Labor Ready, a temp firm hired to fill the worker void, pulled 100 of its employees from the factory because of safety concerns. Postville began a sharp economic decline. Crime increased drastically.
In July, immigrants still living in Postville told their stories to members of the U.S. Congressional Hispanic Caucus. Former workers—some still awaiting trial with ankle monitors—told of unpaid overtime, sexual abuse by supervisors, and injuries on the job. Joe Baca, a member of the Congressional delegation, referred to the raid and subsequent criminal charges as a “kangaroo court.”
Iowa Governor Chet Culver compared pre-raid conditions at the Postville plant to Upton Sinclair’s The Jungle in a guest column for the Des Moines Register:
Alarming information about working conditions at the Postville plant—including allegations ranging from the use of child labor in prohibited jobs to sexual and physical abuse by supervisors; from the nonpayment of regular and overtime wages to the denial of immediate medical attention for workplace injuries—brought to national attention by the raid forces me to believe that, in contrast to our state’s overall economic-development strategy, this company’s owners have deliberately chosen to take the low road in its business practices.

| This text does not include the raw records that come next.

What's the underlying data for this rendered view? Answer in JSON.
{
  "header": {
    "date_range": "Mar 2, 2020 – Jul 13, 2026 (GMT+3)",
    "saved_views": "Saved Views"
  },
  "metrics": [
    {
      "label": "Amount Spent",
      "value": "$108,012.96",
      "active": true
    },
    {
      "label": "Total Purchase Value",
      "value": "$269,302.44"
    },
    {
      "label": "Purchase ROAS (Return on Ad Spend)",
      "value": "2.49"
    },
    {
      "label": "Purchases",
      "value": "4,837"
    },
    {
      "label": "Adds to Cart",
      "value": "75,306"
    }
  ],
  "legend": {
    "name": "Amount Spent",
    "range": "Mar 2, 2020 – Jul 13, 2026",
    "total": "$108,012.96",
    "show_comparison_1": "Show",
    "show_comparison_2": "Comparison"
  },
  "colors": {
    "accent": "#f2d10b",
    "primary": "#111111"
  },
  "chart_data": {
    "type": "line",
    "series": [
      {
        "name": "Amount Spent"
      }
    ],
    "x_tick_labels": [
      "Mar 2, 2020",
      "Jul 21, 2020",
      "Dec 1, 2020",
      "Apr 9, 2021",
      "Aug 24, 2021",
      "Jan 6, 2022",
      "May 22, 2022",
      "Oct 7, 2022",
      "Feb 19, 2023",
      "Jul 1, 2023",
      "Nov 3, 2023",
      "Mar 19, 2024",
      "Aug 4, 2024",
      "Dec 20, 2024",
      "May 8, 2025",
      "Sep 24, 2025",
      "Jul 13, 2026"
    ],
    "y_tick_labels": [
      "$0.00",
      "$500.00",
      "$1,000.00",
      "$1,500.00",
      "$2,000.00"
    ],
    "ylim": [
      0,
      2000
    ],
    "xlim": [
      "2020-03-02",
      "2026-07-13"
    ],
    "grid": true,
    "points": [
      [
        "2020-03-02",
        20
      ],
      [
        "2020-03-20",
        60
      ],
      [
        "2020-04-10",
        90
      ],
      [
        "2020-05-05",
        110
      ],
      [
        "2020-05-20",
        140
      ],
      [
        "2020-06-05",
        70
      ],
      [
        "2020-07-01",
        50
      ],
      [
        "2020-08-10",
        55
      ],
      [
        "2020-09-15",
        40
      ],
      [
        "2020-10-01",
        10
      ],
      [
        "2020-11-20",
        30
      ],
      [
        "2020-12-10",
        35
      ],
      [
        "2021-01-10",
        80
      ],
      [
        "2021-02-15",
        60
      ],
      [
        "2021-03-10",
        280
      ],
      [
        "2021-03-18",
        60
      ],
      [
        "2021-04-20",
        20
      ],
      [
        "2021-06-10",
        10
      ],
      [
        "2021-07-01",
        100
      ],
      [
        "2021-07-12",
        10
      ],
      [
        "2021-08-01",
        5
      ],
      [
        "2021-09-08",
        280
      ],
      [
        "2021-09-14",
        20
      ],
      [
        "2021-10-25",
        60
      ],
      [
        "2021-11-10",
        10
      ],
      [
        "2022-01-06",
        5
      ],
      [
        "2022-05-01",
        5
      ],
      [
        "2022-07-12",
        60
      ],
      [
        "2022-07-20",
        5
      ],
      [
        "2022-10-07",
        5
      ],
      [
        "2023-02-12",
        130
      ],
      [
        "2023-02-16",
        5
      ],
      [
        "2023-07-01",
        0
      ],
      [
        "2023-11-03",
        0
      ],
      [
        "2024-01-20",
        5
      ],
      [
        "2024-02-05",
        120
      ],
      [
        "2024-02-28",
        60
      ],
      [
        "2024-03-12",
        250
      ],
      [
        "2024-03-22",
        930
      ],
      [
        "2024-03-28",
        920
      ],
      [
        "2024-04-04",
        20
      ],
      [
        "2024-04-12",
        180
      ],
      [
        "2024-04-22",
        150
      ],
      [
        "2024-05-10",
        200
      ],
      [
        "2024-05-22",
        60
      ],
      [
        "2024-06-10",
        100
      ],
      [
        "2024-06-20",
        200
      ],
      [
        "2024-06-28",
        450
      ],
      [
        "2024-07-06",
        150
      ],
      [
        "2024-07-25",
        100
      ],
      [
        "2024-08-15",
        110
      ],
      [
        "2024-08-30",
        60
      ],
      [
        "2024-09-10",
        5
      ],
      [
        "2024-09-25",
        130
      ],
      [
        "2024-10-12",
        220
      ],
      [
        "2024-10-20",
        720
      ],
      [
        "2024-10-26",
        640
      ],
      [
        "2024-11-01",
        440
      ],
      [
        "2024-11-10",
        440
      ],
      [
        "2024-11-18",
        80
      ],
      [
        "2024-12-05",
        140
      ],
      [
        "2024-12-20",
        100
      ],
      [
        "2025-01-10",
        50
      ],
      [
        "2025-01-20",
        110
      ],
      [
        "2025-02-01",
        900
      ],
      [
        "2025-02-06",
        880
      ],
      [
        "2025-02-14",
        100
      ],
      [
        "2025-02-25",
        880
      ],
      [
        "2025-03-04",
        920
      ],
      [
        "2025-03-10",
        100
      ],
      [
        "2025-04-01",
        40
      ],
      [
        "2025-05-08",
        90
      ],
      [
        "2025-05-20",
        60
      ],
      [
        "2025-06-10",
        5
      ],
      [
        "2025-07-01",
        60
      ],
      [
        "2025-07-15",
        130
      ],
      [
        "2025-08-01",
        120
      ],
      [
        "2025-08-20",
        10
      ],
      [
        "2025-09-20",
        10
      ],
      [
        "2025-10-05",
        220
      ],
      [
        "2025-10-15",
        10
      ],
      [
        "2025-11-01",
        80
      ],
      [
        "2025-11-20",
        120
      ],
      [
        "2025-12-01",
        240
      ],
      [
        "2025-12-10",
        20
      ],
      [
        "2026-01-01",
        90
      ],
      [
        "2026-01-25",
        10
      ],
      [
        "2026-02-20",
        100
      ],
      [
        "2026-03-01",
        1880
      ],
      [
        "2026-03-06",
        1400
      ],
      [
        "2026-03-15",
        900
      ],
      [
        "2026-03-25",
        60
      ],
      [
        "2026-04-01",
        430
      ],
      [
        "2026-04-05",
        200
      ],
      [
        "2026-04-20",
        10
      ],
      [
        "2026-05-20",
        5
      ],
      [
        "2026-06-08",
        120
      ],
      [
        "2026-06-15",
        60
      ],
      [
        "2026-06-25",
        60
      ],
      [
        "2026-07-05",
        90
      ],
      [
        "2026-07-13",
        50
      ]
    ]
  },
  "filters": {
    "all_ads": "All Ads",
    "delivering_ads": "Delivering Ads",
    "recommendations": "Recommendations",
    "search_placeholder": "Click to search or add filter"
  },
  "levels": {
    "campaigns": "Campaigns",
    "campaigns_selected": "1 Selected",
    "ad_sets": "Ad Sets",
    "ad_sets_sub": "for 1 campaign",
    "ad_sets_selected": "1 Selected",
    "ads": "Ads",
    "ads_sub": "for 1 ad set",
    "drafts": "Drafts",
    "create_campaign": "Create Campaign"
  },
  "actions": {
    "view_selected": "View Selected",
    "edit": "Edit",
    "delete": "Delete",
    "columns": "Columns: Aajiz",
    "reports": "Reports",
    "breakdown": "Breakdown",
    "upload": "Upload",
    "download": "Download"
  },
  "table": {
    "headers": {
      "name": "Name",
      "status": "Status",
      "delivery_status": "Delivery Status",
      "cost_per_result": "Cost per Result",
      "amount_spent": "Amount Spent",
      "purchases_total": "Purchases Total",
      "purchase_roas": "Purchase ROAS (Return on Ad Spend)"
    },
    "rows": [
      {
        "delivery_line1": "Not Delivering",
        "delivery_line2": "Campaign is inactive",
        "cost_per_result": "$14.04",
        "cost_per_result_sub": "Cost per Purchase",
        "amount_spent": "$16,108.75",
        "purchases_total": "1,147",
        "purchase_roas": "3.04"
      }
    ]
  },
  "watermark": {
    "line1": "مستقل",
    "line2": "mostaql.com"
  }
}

PETA released a third video from inside the Agriprocessors plant in September. And on September 9, 2008, the Iowa Attorney General’s Office charged Agriprocessors with more than 9,000 child labor law violations, naming Aaron Rubashkin, Sholom Rubashkin, and several human resources employees.
By late fall, Postville landlords began evicting tenants. The town of Postville was in such dire economic straits that many organizations collected donations for their support. Sholom Rubashkin, out on bail for the initial charges of conspiring in immigration-related offenses, was re-arrested on charges of multi-million dollar bank fraud. This time there was no bail.
In November, a new grand jury indictment was unsealed for Agriprocessors, Many of the plant’s management, including Sholom Rubashkin, faced new charges related to immigration and document fraud. Postville Mayor Bob Penrod asked the Iowa Governor’s Office to declare his town a human and economic disaster area.
Finally, Agriprocessors filed for bankruptcy. Company trucks were repossessed. Paulauan and Somali immigrants who had begun to trickle into the town to work at the factory left. The assets of two major rental companies owned by Agriprocessors were taken over by banks. And despite a federal grant the town received in late November, the money was not enough to keep businesses afloat, and the town’s rental-housing market collapsed.
Postville is becoming a ghost town.
Copyright © 2010 Ruth Defoster